« Reply #114 on: May 31, 2017, 09:07:45 pm »
Ah, now you will be able to drill, then drive, without switching out the bits. That's an excellent setup. Should save much time.
<i>Marmite slave</i>

T42

  • Old fool in a hurry
Re: My favourite tool
« Reply #115 on: June 01, 2017, 07:34:51 am »
Buy a cheap one, but replace with a really good one when it wears out/breaks.  If it doesn't wear out then it's either unexpectedly good or not getting very much use and that's fine.  But if it's getting regular use then an expensive one is fully justified.

Tends to be my approach, especially to tools I've never used before and want to try first.  With hand tools these days, when the good old UK brand names are plastered on cheap Asian rubbish, you also learn to get the things fit for use, too.

Case in point: last night I had great fun with a self-styled Record spokeshave packed out with Sugru to reduce the yawning mouth to a size where it actually takes shavings.  It won't last but when I get my Veritas one I'll know what I'm about.

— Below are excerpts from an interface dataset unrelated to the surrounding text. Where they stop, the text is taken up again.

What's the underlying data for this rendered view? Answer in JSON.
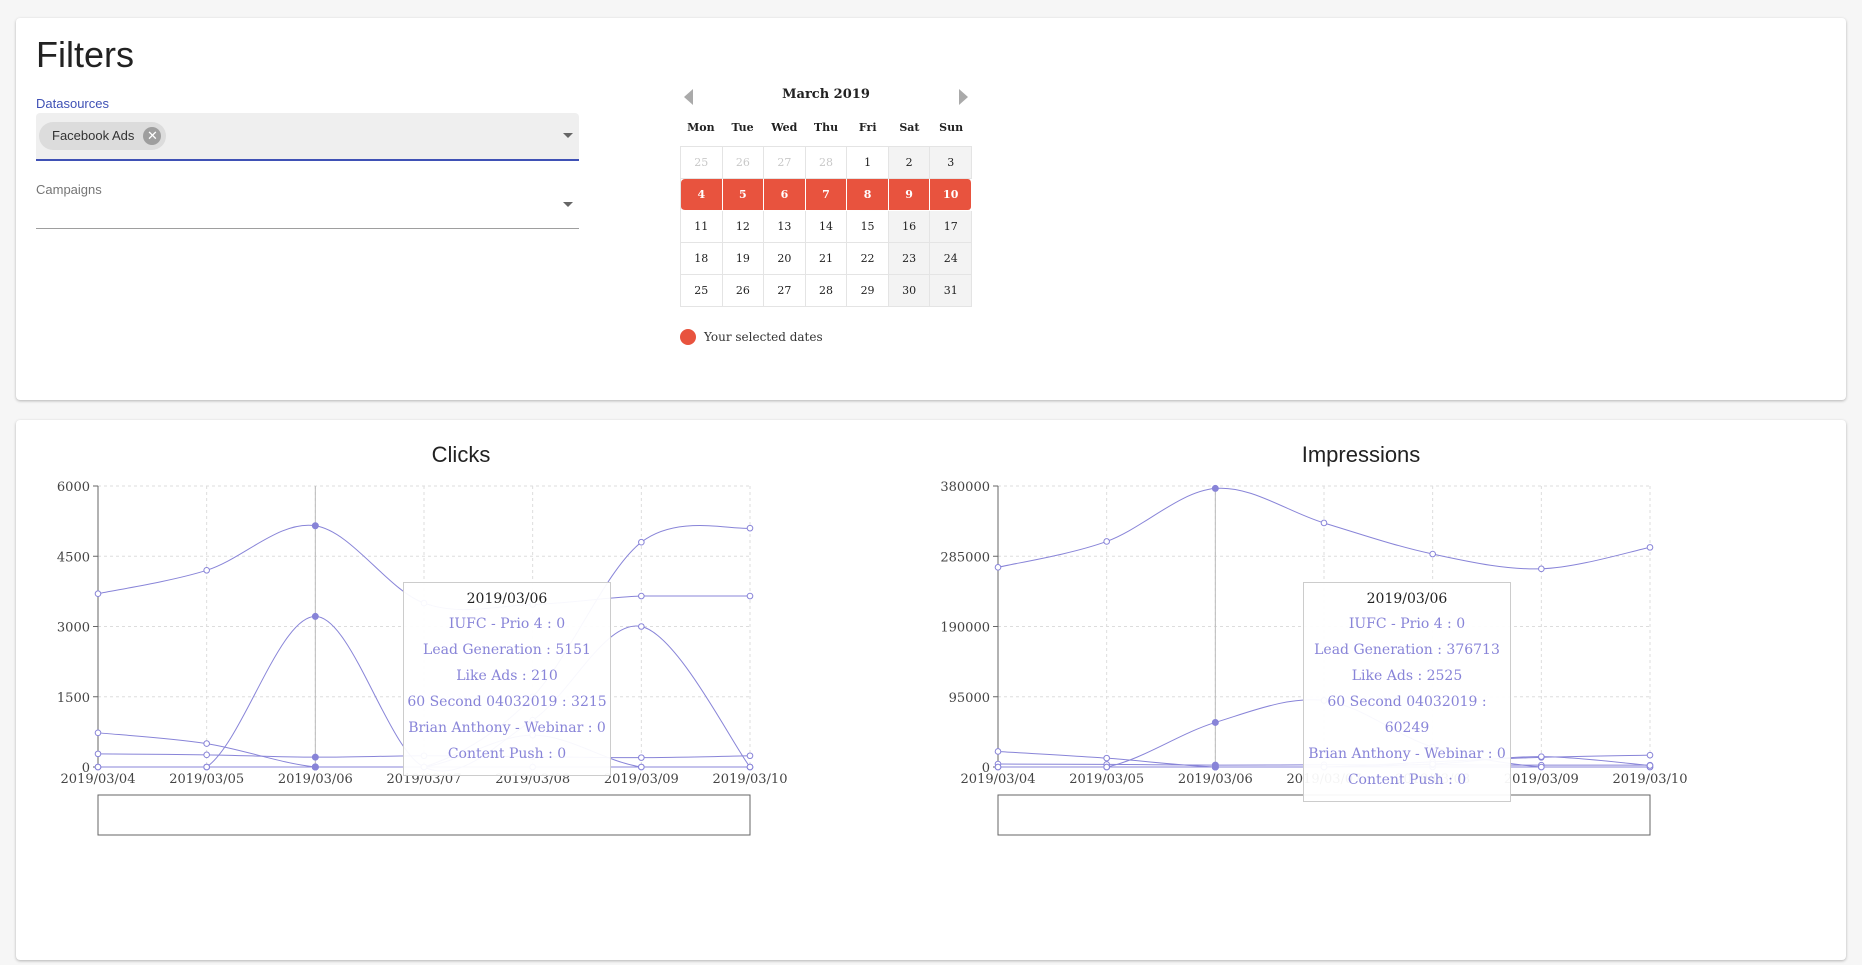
{
  "filters": {
    "title": "Filters",
    "datasources": {
      "label": "Datasources",
      "chips": [
        "Facebook Ads"
      ]
    },
    "campaigns": {
      "label": "Campaigns",
      "value": ""
    }
  },
  "calendar": {
    "month_label": "March 2019",
    "weekdays": [
      "Mon",
      "Tue",
      "Wed",
      "Thu",
      "Fri",
      "Sat",
      "Sun"
    ],
    "weeks": [
      [
        {
          "d": "25",
          "muted": true
        },
        {
          "d": "26",
          "muted": true
        },
        {
          "d": "27",
          "muted": true
        },
        {
          "d": "28",
          "muted": true
        },
        {
          "d": "1"
        },
        {
          "d": "2"
        },
        {
          "d": "3"
        }
      ],
      [
        {
          "d": "4",
          "sel": true
        },
        {
          "d": "5",
          "sel": true
        },
        {
          "d": "6",
          "sel": true
        },
        {
          "d": "7",
          "sel": true
        },
        {
          "d": "8",
          "sel": true
        },
        {
          "d": "9",
          "sel": true
        },
        {
          "d": "10",
          "sel": true
        }
      ],
      [
        {
          "d": "11"
        },
        {
          "d": "12"
        },
        {
          "d": "13"
        },
        {
          "d": "14"
        },
        {
          "d": "15"
        },
        {
          "d": "16"
        },
        {
          "d": "17"
        }
      ],
      [
        {
          "d": "18"
        },
        {
          "d": "19"
        },
        {
          "d": "20"
        },
        {
          "d": "21"
        },
        {
          "d": "22"
        },
        {
          "d": "23"
        },
        {
          "d": "24"
        }
      ],
      [
        {
          "d": "25"
        },
        {
          "d": "26"
        },
        {
          "d": "27"
        },
        {
          "d": "28"
        },
        {
          "d": "29"
        },
        {
          "d": "30"
        },
        {
          "d": "31"
        }
      ]
    ],
    "legend": "Your selected dates",
    "selected_color": "#e8533e"
  },
  "chart_data": [
    {
      "type": "line",
      "title": "Clicks",
      "x": [
        "2019/03/04",
        "2019/03/05",
        "2019/03/06",
        "2019/03/07",
        "2019/03/08",
        "2019/03/09",
        "2019/03/10"
      ],
      "ylim": [
        0,
        6000
      ],
      "yticks": [
        "0",
        "1500",
        "3000",
        "4500",
        "6000"
      ],
      "grid": true,
      "color": "#8884d8",
      "active_x": "2019/03/06",
      "series": [
        {
          "name": "IUFC - Prio 4",
          "values": [
            0,
            0,
            0,
            0,
            0,
            0,
            0
          ]
        },
        {
          "name": "Lead Generation",
          "values": [
            3700,
            4200,
            5151,
            3500,
            3470,
            3650,
            3650
          ]
        },
        {
          "name": "Like Ads",
          "values": [
            280,
            260,
            210,
            240,
            220,
            200,
            240
          ]
        },
        {
          "name": "60 Second 04032019",
          "values": [
            0,
            0,
            3215,
            0,
            1000,
            3000,
            0
          ]
        },
        {
          "name": "Brian Anthony - Webinar",
          "values": [
            0,
            0,
            0,
            0,
            1500,
            4800,
            5100
          ]
        },
        {
          "name": "Content Push",
          "values": [
            730,
            500,
            0,
            0,
            680,
            0,
            0
          ]
        }
      ],
      "tooltip": {
        "title": "2019/03/06",
        "rows": [
          "IUFC - Prio 4 : 0",
          "Lead Generation : 5151",
          "Like Ads : 210",
          "60 Second 04032019 : 3215",
          "Brian Anthony - Webinar : 0",
          "Content Push : 0"
        ]
      }
    },
    {
      "type": "line",
      "title": "Impressions",
      "x": [
        "2019/03/04",
        "2019/03/05",
        "2019/03/06",
        "2019/03/07",
        "2019/03/08",
        "2019/03/09",
        "2019/03/10"
      ],
      "ylim": [
        0,
        380000
      ],
      "yticks": [
        "0",
        "95000",
        "190000",
        "285000",
        "380000"
      ],
      "grid": true,
      "color": "#8884d8",
      "active_x": "2019/03/06",
      "series": [
        {
          "name": "IUFC - Prio 4",
          "values": [
            0,
            0,
            0,
            0,
            0,
            0,
            0
          ]
        },
        {
          "name": "Lead Generation",
          "values": [
            270000,
            305000,
            376713,
            330000,
            288000,
            268000,
            297000
          ]
        },
        {
          "name": "Like Ads",
          "values": [
            4000,
            3500,
            2525,
            3000,
            3000,
            2500,
            2500
          ]
        },
        {
          "name": "60 Second 04032019",
          "values": [
            0,
            0,
            60249,
            90000,
            27000,
            0,
            0
          ]
        },
        {
          "name": "Brian Anthony - Webinar",
          "values": [
            0,
            0,
            0,
            0,
            7000,
            13000,
            16000
          ]
        },
        {
          "name": "Content Push",
          "values": [
            21000,
            12000,
            0,
            0,
            4000,
            14000,
            2000
          ]
        }
      ],
      "tooltip": {
        "title": "2019/03/06",
        "rows": [
          "IUFC - Prio 4 : 0",
          "Lead Generation : 376713",
          "Like Ads : 2525",
          "60 Second 04032019 : 60249",
          "Brian Anthony - Webinar : 0",
          "Content Push : 0"
        ]
      }
    }
  ]
}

BTW, this hot weather is great for setting Sugru.
I dare eat all that may become a man.

But hold the oysters.

T42

  • Old fool in a hurry
Re: My favourite tool
« Reply #116 on: June 01, 2017, 09:04:54 am »
PS it didn't last - neither the weather nor the spokeshave.  Veritas ordered.
I dare eat all that may become a man.

But hold the oysters.